Phipps leads mighty defensive effort
July 27, 2014
The Waratahs' defence was outstanding against the Brumbies © Getty Images
Nick Phipps modestly claimed he "voted 15 times" after winning the players' player award from the New South Wales Waratahs' gritty Super Rugby semi-final triumph over the Brumbies. In reality, the heroic scrum-half probably polled one vote for every try-saving tackle he pulled off in the 26-8 victory at Allianz Stadium.
As the Brumbies laid siege to the Waratahs' try line for most of a desperately tense second half, Phipps was everywhere, his copybook cover tackles on Tevita Kuridrani and Scott Fardy, in particular, symbolising his side's courage in defence.
"His work rate is phenomenal. He had a brilliant game around that part," said coach Michael Cheika. "The team recognised that definitely.
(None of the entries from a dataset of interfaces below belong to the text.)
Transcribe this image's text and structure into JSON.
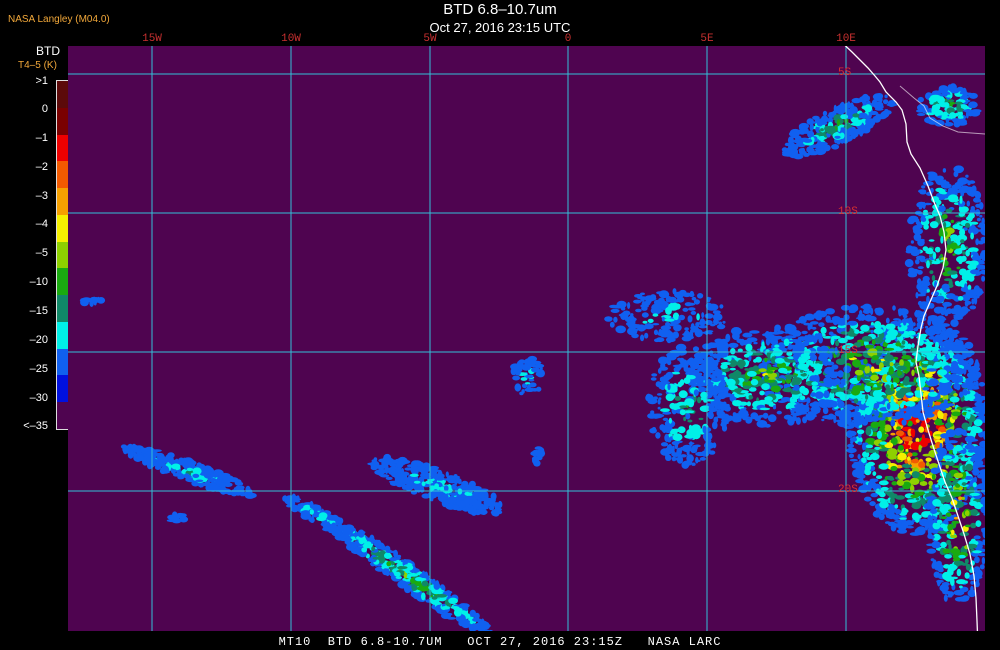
{
  "credit": "NASA Langley (M04.0)",
  "title": "BTD 6.8–10.7um",
  "subtitle": "Oct 27, 2016 23:15 UTC",
  "legend": {
    "title": "BTD",
    "units": "T4–5 (K)",
    "ticks": [
      ">1",
      "0",
      "–1",
      "–2",
      "–3",
      "–4",
      "–5",
      "–10",
      "–15",
      "–20",
      "–25",
      "–30",
      "<–35"
    ],
    "colors": [
      "#5c0a0a",
      "#7a0000",
      "#ee0000",
      "#f25a00",
      "#f5a000",
      "#f5f000",
      "#8ed000",
      "#1aaa10",
      "#108868",
      "#00f0e8",
      "#1060f0",
      "#0010e0",
      "#4f0450"
    ]
  },
  "map": {
    "background": "#4f0450",
    "grid_color": "#33c0d8",
    "coast_color": "#ffffff",
    "longitude_labels": [
      "15W",
      "10W",
      "5W",
      "0",
      "5E",
      "10E"
    ],
    "latitude_labels": [
      "5S",
      "10S",
      "15S",
      "20S"
    ]
  },
  "footer": "MT10  BTD 6.8-10.7UM   OCT 27, 2016 23:15Z   NASA LARC"
}
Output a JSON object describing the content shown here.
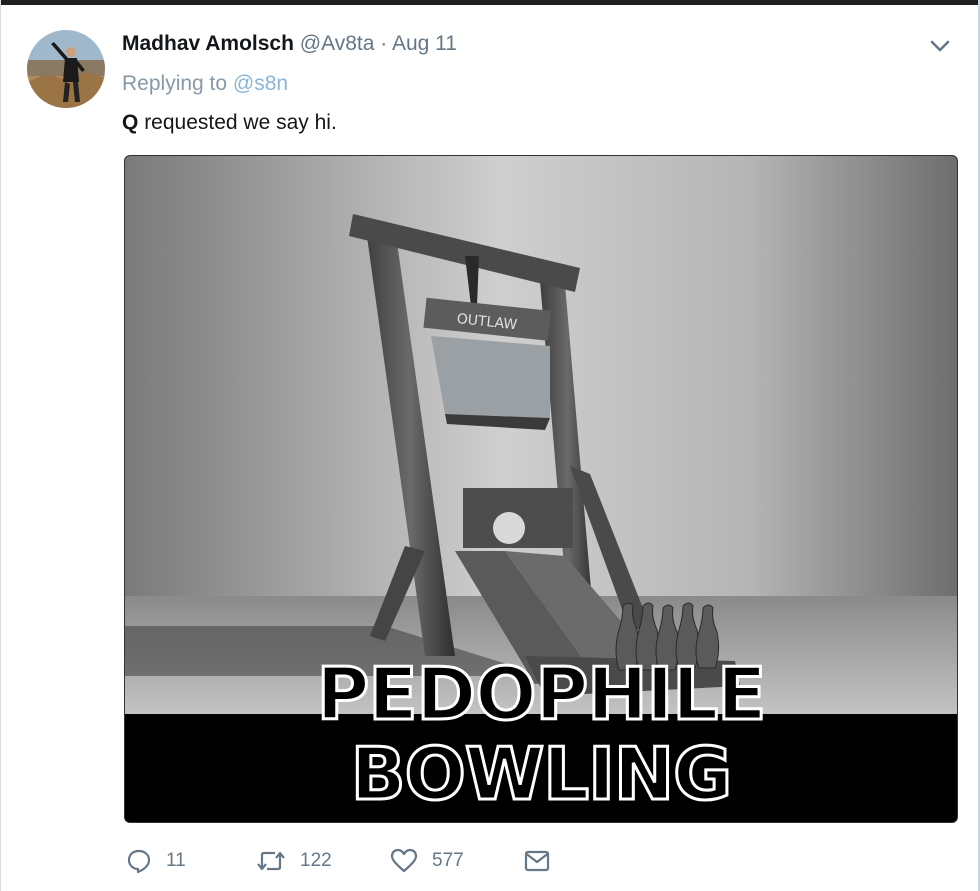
{
  "tweet": {
    "author_name": "Madhav Amolsch",
    "author_handle": "@Av8ta",
    "separator": "·",
    "date": "Aug 11",
    "reply_prefix": "Replying to",
    "reply_handle": "@s8n",
    "text_bold": "Q",
    "text_rest": "requested we say hi."
  },
  "media": {
    "sign_text": "OUTLAW",
    "caption": "PEDOPHILE BOWLING"
  },
  "actions": {
    "replies": "11",
    "retweets": "122",
    "likes": "577"
  },
  "icons": {
    "reply": "reply-icon",
    "retweet": "retweet-icon",
    "like": "heart-icon",
    "message": "envelope-icon",
    "menu": "chevron-down-icon"
  },
  "colors": {
    "text_primary": "#14171a",
    "text_secondary": "#657786",
    "handle_link": "#8ab4d6"
  }
}
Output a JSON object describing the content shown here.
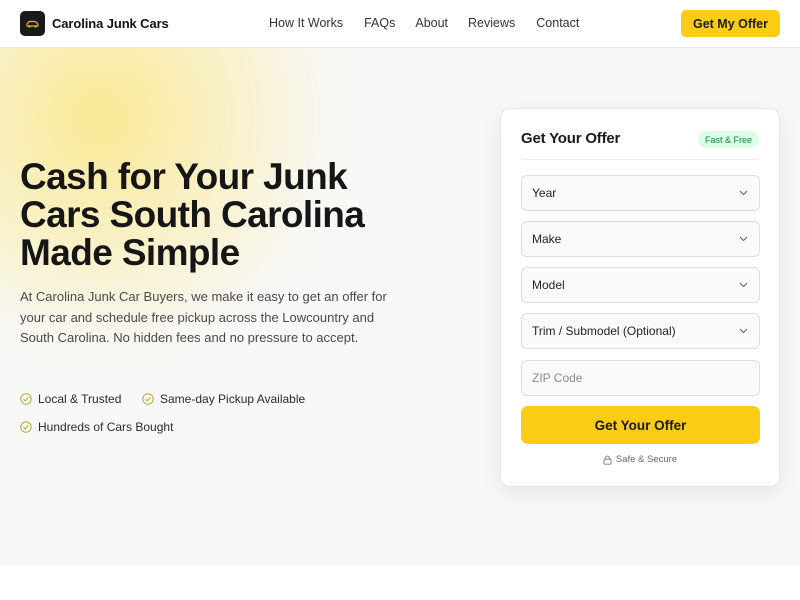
{
  "header": {
    "brand": "Carolina Junk Cars",
    "nav": [
      "How It Works",
      "FAQs",
      "About",
      "Reviews",
      "Contact"
    ],
    "cta_label": "Get My Offer"
  },
  "hero": {
    "headline_line1": "Cash for Your Junk",
    "headline_line2": "Cars South Carolina",
    "headline_line3": "Made Simple",
    "lead": "At Carolina Junk Car Buyers, we make it easy to get an offer for your car and schedule free pickup across the Lowcountry and South Carolina. No hidden fees and no pressure to accept.",
    "features": [
      "Local & Trusted",
      "Same-day Pickup Available",
      "Hundreds of Cars Bought"
    ]
  },
  "offer_form": {
    "title": "Get Your Offer",
    "badge": "Fast & Free",
    "year_select": "Year",
    "make_select": "Make",
    "model_select": "Model",
    "trim_select": "Trim / Submodel (Optional)",
    "zip_placeholder": "ZIP Code",
    "submit_label": "Get Your Offer",
    "secure_note": "Safe & Secure"
  },
  "colors": {
    "accent": "#facc15",
    "badge_bg": "#dcfce7",
    "badge_text": "#15803d",
    "check": "#a3a31a"
  },
  "icons": {
    "logo": "car-icon",
    "select_chevron": "chevron-down-icon",
    "feature_check": "check-circle-icon",
    "secure": "lock-icon"
  }
}
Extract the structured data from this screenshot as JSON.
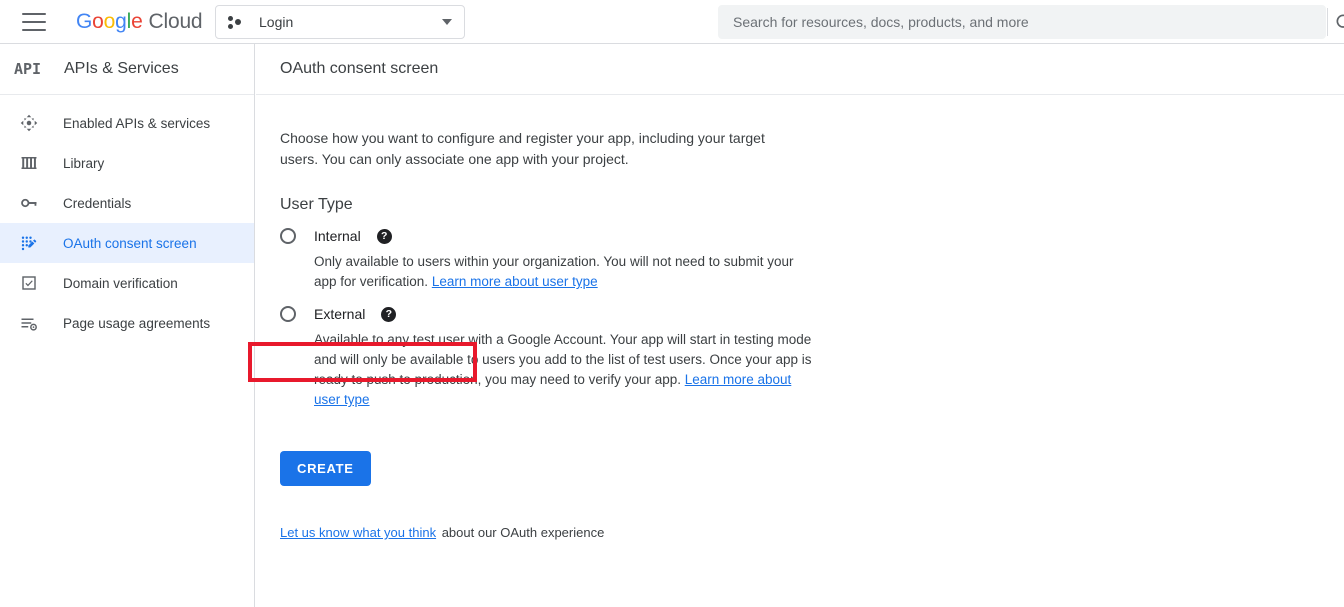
{
  "topbar": {
    "menu_icon": "hamburger-menu-icon",
    "brand": {
      "google": "Google",
      "cloud": "Cloud",
      "letters": [
        "G",
        "o",
        "o",
        "g",
        "l",
        "e"
      ]
    },
    "project_picker": {
      "icon": "project-dots-icon",
      "value": "Login",
      "caret_icon": "chevron-down-icon"
    },
    "search": {
      "placeholder": "Search for resources, docs, products, and more",
      "value": "",
      "icon": "search-icon"
    }
  },
  "sidebar": {
    "logo_text": "API",
    "title": "APIs & Services",
    "items": [
      {
        "label": "Enabled APIs & services",
        "icon": "dashboard-arrows-icon",
        "active": false
      },
      {
        "label": "Library",
        "icon": "library-columns-icon",
        "active": false
      },
      {
        "label": "Credentials",
        "icon": "key-icon",
        "active": false
      },
      {
        "label": "OAuth consent screen",
        "icon": "oauth-consent-icon",
        "active": true
      },
      {
        "label": "Domain verification",
        "icon": "checkbox-icon",
        "active": false
      },
      {
        "label": "Page usage agreements",
        "icon": "list-gear-icon",
        "active": false
      }
    ]
  },
  "page": {
    "title": "OAuth consent screen",
    "intro": "Choose how you want to configure and register your app, including your target users. You can only associate one app with your project.",
    "section_title": "User Type",
    "options": [
      {
        "label": "Internal",
        "selected": false,
        "help_icon": "help-icon",
        "help_glyph": "?",
        "description": "Only available to users within your organization. You will not need to submit your app for verification. ",
        "link": "Learn more about user type",
        "highlighted": false
      },
      {
        "label": "External",
        "selected": false,
        "help_icon": "help-icon",
        "help_glyph": "?",
        "description": "Available to any test user with a Google Account. Your app will start in testing mode and will only be available to users you add to the list of test users. Once your app is ready to push to production, you may need to verify your app. ",
        "link": "Learn more about user type",
        "highlighted": true
      }
    ],
    "create_button": "CREATE",
    "footer": {
      "link": "Let us know what you think",
      "text": " about our OAuth experience"
    }
  },
  "colors": {
    "accent_blue": "#1a73e8",
    "active_nav_bg": "#e8f0fe",
    "annotation_red": "#e8192c",
    "google_blue": "#4285f4",
    "google_red": "#ea4335",
    "google_yellow": "#fbbc05",
    "google_green": "#34a853",
    "text_primary": "#202124",
    "text_secondary": "#5f6368",
    "border": "#dadce0",
    "search_bg": "#f1f3f4"
  }
}
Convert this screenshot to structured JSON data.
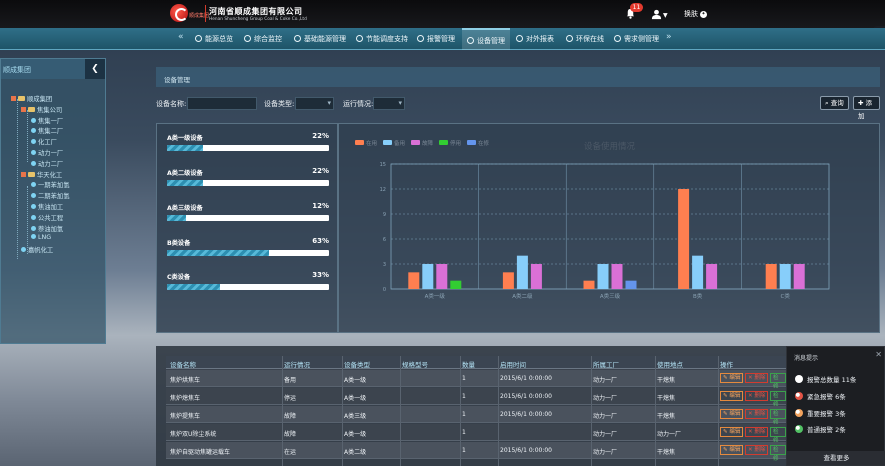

He got the accolades afterwards as the players' man of the match."
Phipps tried to deflect the praise, saying his desperate scrambling was merely a job order from defensive coach and former Waratahs hardman Nathan Grey.
"I'm required to make those tackles in the second line of defence," he said. "Our boys were making big shots in close so I guess it was up to us little blokes out wide to make the big ones as well."
Waratahs 28-6 Brumbies (Australia only)
Despite the flattering end scoreline, the match was in the balance as the Brumbies camped inside the NSW red zone for some 25 minutes while the Waratahs clung to a 16-8 lead.
"That's definitely our best defensive effort of the season. It was one of the most intense matches I've ever played," Phipps said after the Waratahs booked a final showdown with the Crusaders next Saturday night at ANZ Stadium. "It was good that we were able to weather that storm and we know that there's an even bigger storm coming."
With incredible strike power in their backline, the Waratahs boast the most potent attack in the competition. But this year, they also own the best defensive record and Cheika said he deliberately appointed Grey to transform the Tahs into genuine title contenders.
"He's brought that hard steel," Phipps said. "We all grew up watching 'Greysy' when were young blokes, so we know that he's got that absolutely uncompromising style of rugby and we love that and that really filters onto the rest of the players."
In a team of heroes, flanker Michael Hooper was also outstanding in defence and Cheika said the captain's "ridiculous work rate" was infectious.
"Obviously why he's good at it is because he just loves it. He just loves getting in there and getting dirty and working hard and that's quite contagious," Cheika said. "Once one or two or three and four guys start doing it, everyone else starts catching the bug."
The rolling maul is becoming an increasingly potent attacking weapon. Conor O'Shea looks at the difficulties of stopping it
The news of James Horwill, Adam Ashley-Cooper and Dan Carter's respective transfers will open the floodgates, writes Tom Hamilton
Kiwi coaches can be found far and wide across the globe, and Murray Mexted believes the All Blacks benefit every bit as much as their rivals
Clermont, Toulon, player burnout, Sam Burgess and a farewell to Adams Park - Monday Maul looks back at the weekend's action